the war, using special envelopes the Germans issued for sending letters to
 prisoners of war. In time, we found each other and we were truly one of the few Jewish families who had survived the war intact. Most others didn’t survive at all.

We thought about emigrating to Israel, but because my father was a doctor, they refused to give him an exit visa. We also had to return to Pristina for a while.

After the war, I started using the last name Baruh. It just seemed
 more natural. All of my friends knew me as Baruh and my university 
diploma has that name on it. But when I joined the army and started working 
they forced me to make a decision concerning my name. The administrative 
process for changing names is complicated so I decided to stick with 
Baruhovic.

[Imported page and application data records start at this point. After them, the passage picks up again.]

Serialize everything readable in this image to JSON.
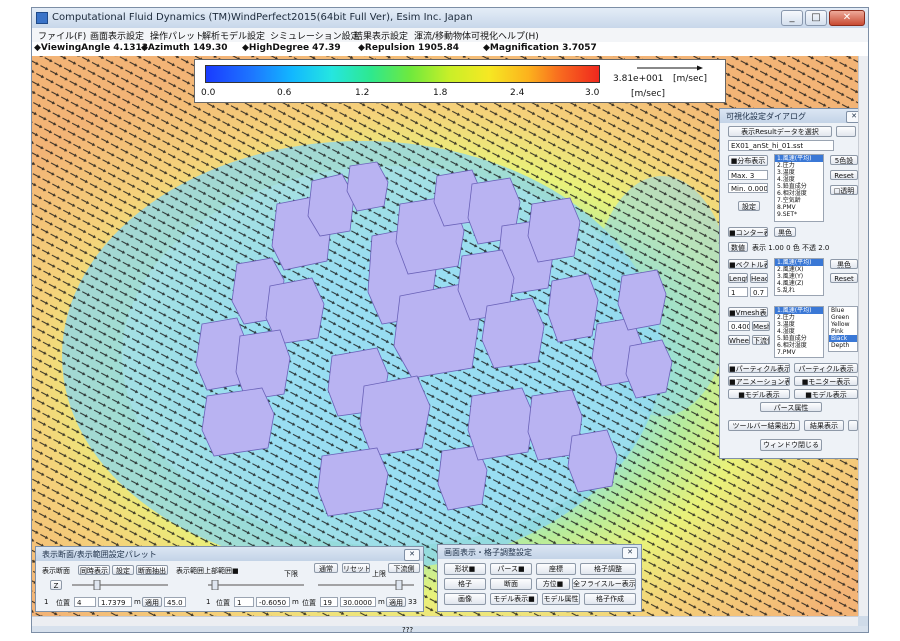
{
  "window": {
    "title": "Computational Fluid Dynamics (TM)WindPerfect2015(64bit Full Ver), Esim Inc. Japan",
    "buttons": [
      "_",
      "□",
      "✕"
    ]
  },
  "menu": [
    "ファイル(F)",
    "画面表示設定",
    "操作パレット",
    "解析モデル設定",
    "シミュレーション設定",
    "結果表示設定",
    "渾流/移動物体可視化",
    "ヘルプ(H)"
  ],
  "info": {
    "viewing_angle": "◆ViewingAngle 4.1313",
    "azimuth": "◆Azimuth 149.30",
    "high_degree": "◆HighDegree 47.39",
    "repulsion": "◆Repulsion 1905.84",
    "magnification": "◆Magnification 3.7057"
  },
  "legend": {
    "ticks": [
      "0.0",
      "0.6",
      "1.2",
      "1.8",
      "2.4",
      "3.0"
    ],
    "vector_ref": "3.81e+001",
    "vector_unit": "[m/sec]",
    "unit": "[m/sec]",
    "colors": [
      "#1a3bff",
      "#12b8ff",
      "#2ee88e",
      "#c9ef28",
      "#fcb21d",
      "#f0281e"
    ]
  },
  "dialog_right": {
    "title": "可視化設定ダイアログ",
    "select_result_btn": "表示Resultデータを選択",
    "result_file": "EX01_anSt_hi_01.sst",
    "dist_btn": "■分布表示",
    "max_field": "Max. 3",
    "min_field": "Min. 0.00000",
    "set_btn": "設定",
    "s_btn": "5色設",
    "reset_btn": "Reset",
    "trans_btn": "□透明",
    "list_a": [
      "1.風速(平均)",
      "2.圧力",
      "3.温度",
      "4.湿度",
      "5.鉛直成分",
      "6.相対湿度",
      "7.空気齢",
      "8.PMV",
      "9.SET*"
    ],
    "contour_btn": "■コンター表示",
    "color_btn": "黒色",
    "default_btn": "数値",
    "default_vals": [
      "表示",
      "1.00",
      "0",
      "色",
      "不透",
      "2.0"
    ],
    "vec_btn": "■ベクトル表示",
    "length_btn": "Length",
    "head_btn": "Head",
    "len_val": "1",
    "head_val": "0.7",
    "list_b": [
      "1.風速(平均)",
      "2.風速(X)",
      "3.風速(Y)",
      "4.風速(Z)",
      "5.乱れ"
    ],
    "vec_color_btn": "黒色",
    "reset2_btn": "Reset",
    "vmesh_btn": "■Vmesh表示",
    "mesh_val": "0.4000",
    "mesh_btn": "Mesh",
    "wheel_btn": "Wheel",
    "step_btn": "下流側",
    "list_c": [
      "1.風速(平均)",
      "2.圧力",
      "3.温度",
      "4.湿度",
      "5.鉛直成分",
      "6.相対湿度",
      "7.PMV"
    ],
    "list_d": [
      "Blue",
      "Green",
      "Yellow",
      "Pink",
      "Black",
      "Depth"
    ],
    "r1_left": "■パーティクル表示",
    "r1_right": "パーティクル表示",
    "r2_left": "■アニメーション表示",
    "r2_right": "■モニター表示",
    "r3_left": "■モデル表示",
    "r3_right": "■モデル表示",
    "r4": "パース属性",
    "r5_left": "ツールバー結果出力",
    "r5_right": "結果表示",
    "close_btn": "ウィンドウ閉じる"
  },
  "dialog_bottom_left": {
    "title": "表示断面/表示範囲設定パレット",
    "row1": [
      "表示断面",
      "同時表示",
      "設定",
      "断面抽出",
      "表示範囲上部範囲■",
      "下限",
      "通常",
      "リセット",
      "上限",
      "下流側"
    ],
    "z_btn": "Z",
    "row3": [
      "1",
      "位置",
      "4",
      "1.7379",
      "m",
      "適用",
      "45.0",
      "1",
      "位置",
      "1",
      "-0.6050",
      "m",
      "位置",
      "19",
      "30.0000",
      "m",
      "適用",
      "33"
    ]
  },
  "dialog_bottom_mid": {
    "title": "画面表示・格子調整設定",
    "buttons": [
      "形状■",
      "パース■",
      "座標",
      "格子調整",
      "格子",
      "断面",
      "方位■",
      "全フライスルー表示■",
      "画像",
      "モデル表示■",
      "モデル属性",
      "格子作成"
    ]
  },
  "status": {
    "center": "???"
  }
}
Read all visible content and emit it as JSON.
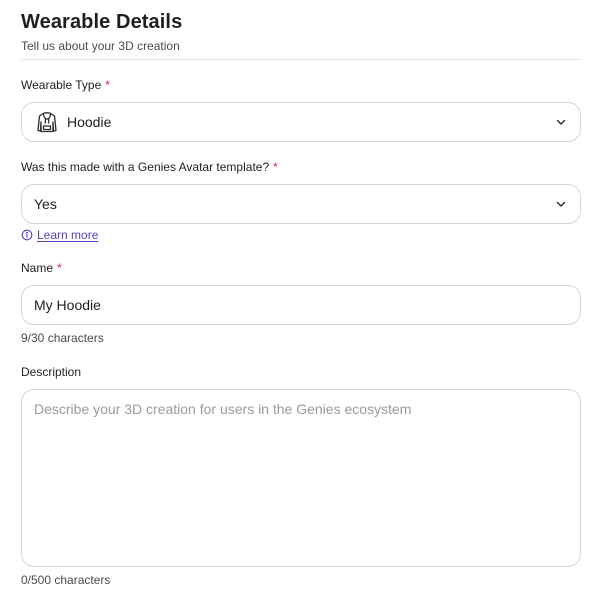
{
  "header": {
    "title": "Wearable Details",
    "subtitle": "Tell us about your 3D creation"
  },
  "wearable_type": {
    "label": "Wearable Type",
    "required_mark": "*",
    "value": "Hoodie",
    "icon": "hoodie-icon"
  },
  "template": {
    "label": "Was this made with a Genies Avatar template?",
    "required_mark": "*",
    "value": "Yes",
    "learn_more": "Learn more"
  },
  "name": {
    "label": "Name",
    "required_mark": "*",
    "value": "My Hoodie",
    "counter": "9/30 characters"
  },
  "description": {
    "label": "Description",
    "placeholder": "Describe your 3D creation for users in the Genies ecosystem",
    "value": "",
    "counter": "0/500 characters"
  },
  "colors": {
    "required": "#e0243f",
    "link": "#5b3ec4",
    "border": "#d6d6db"
  }
}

My father continued fasting on Yom Kippur even after the war, and we always were members of every Jewish community we lived in—meaning, Pristina and Belgrade.

I got my degree in engineering, and when my sister finished her degree in physical chemistry in 1963, she 
went to Israel on a month-long holiday. During her trip she met Shimon Malina, a Jew from 
Argentina. They married in Kiryat Moskin in 1963 and today she has three
 sons and four grandchildren and is still as active as ever.

I am still working as an engineer but I intend to retire in the near
 future. I live in Belgrade with my wife, Jelena. In my spare time I enjoy
 painting and am currently working on pictures with Biblical themes. A rather big surprise for me was that I was asked to become vice president of the Belgrade Jewish community, and of course I said yet.

Biography details